[Given records]:

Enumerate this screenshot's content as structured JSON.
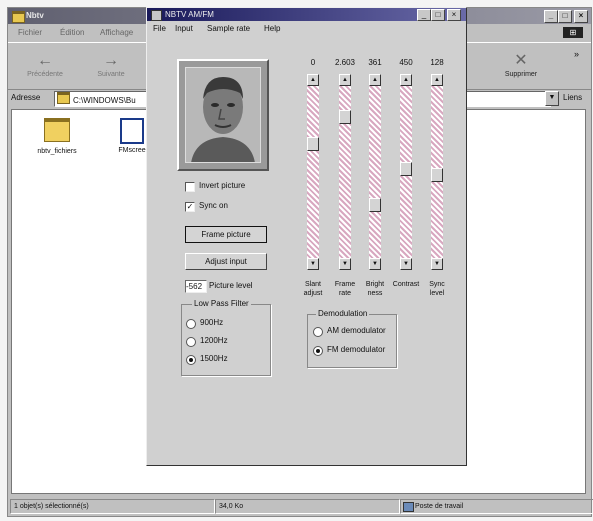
{
  "explorer": {
    "title": "Nbtv",
    "menu": [
      "Fichier",
      "Édition",
      "Affichage"
    ],
    "toolbar": {
      "back": "Précédente",
      "forward": "Suivante",
      "delete": "Supprimer"
    },
    "address_label": "Adresse",
    "address_value": "C:\\WINDOWS\\Bu",
    "links_label": "Liens",
    "files": [
      {
        "name": "nbtv_fichiers",
        "icon": "folder-icon"
      },
      {
        "name": "FMscree",
        "icon": "document-icon"
      }
    ],
    "status": {
      "selection": "1 objet(s) sélectionné(s)",
      "size": "34,0 Ko",
      "zone": "Poste de travail"
    }
  },
  "nbtv": {
    "title": "NBTV AM/FM",
    "menu": [
      "File",
      "Input",
      "Sample rate",
      "Help"
    ],
    "invert_label": "Invert picture",
    "invert_checked": false,
    "sync_label": "Sync on",
    "sync_checked": true,
    "frame_button": "Frame picture",
    "adjust_button": "Adjust input",
    "picture_level_value": "-562",
    "picture_level_label": "Picture level",
    "lowpass": {
      "title": "Low Pass Filter",
      "options": [
        "900Hz",
        "1200Hz",
        "1500Hz"
      ],
      "selected": "1500Hz"
    },
    "demod": {
      "title": "Demodulation",
      "options": [
        "AM demodulator",
        "FM demodulator"
      ],
      "selected": "FM demodulator"
    },
    "sliders": [
      {
        "value": "0",
        "label_1": "Slant",
        "label_2": "adjust",
        "level": 0.32
      },
      {
        "value": "2.603",
        "label_1": "Frame",
        "label_2": "rate",
        "level": 0.15
      },
      {
        "value": "361",
        "label_1": "Bright",
        "label_2": "ness",
        "level": 0.71
      },
      {
        "value": "450",
        "label_1": "Contrast",
        "label_2": "",
        "level": 0.48
      },
      {
        "value": "128",
        "label_1": "Sync",
        "label_2": "level",
        "level": 0.52
      }
    ]
  }
}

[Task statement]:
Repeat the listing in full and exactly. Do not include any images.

[Exercise output]:
Enumerate this screenshot's content as structured JSON.
{
  "explorer": {
    "title": "Nbtv",
    "menu": [
      "Fichier",
      "Édition",
      "Affichage"
    ],
    "toolbar": {
      "back": "Précédente",
      "forward": "Suivante",
      "delete": "Supprimer"
    },
    "address_label": "Adresse",
    "address_value": "C:\\WINDOWS\\Bu",
    "links_label": "Liens",
    "files": [
      {
        "name": "nbtv_fichiers",
        "icon": "folder-icon"
      },
      {
        "name": "FMscree",
        "icon": "document-icon"
      }
    ],
    "status": {
      "selection": "1 objet(s) sélectionné(s)",
      "size": "34,0 Ko",
      "zone": "Poste de travail"
    }
  },
  "nbtv": {
    "title": "NBTV AM/FM",
    "menu": [
      "File",
      "Input",
      "Sample rate",
      "Help"
    ],
    "invert_label": "Invert picture",
    "invert_checked": false,
    "sync_label": "Sync on",
    "sync_checked": true,
    "frame_button": "Frame picture",
    "adjust_button": "Adjust input",
    "picture_level_value": "-562",
    "picture_level_label": "Picture level",
    "lowpass": {
      "title": "Low Pass Filter",
      "options": [
        "900Hz",
        "1200Hz",
        "1500Hz"
      ],
      "selected": "1500Hz"
    },
    "demod": {
      "title": "Demodulation",
      "options": [
        "AM demodulator",
        "FM demodulator"
      ],
      "selected": "FM demodulator"
    },
    "sliders": [
      {
        "value": "0",
        "label_1": "Slant",
        "label_2": "adjust",
        "level": 0.32
      },
      {
        "value": "2.603",
        "label_1": "Frame",
        "label_2": "rate",
        "level": 0.15
      },
      {
        "value": "361",
        "label_1": "Bright",
        "label_2": "ness",
        "level": 0.71
      },
      {
        "value": "450",
        "label_1": "Contrast",
        "label_2": "",
        "level": 0.48
      },
      {
        "value": "128",
        "label_1": "Sync",
        "label_2": "level",
        "level": 0.52
      }
    ]
  }
}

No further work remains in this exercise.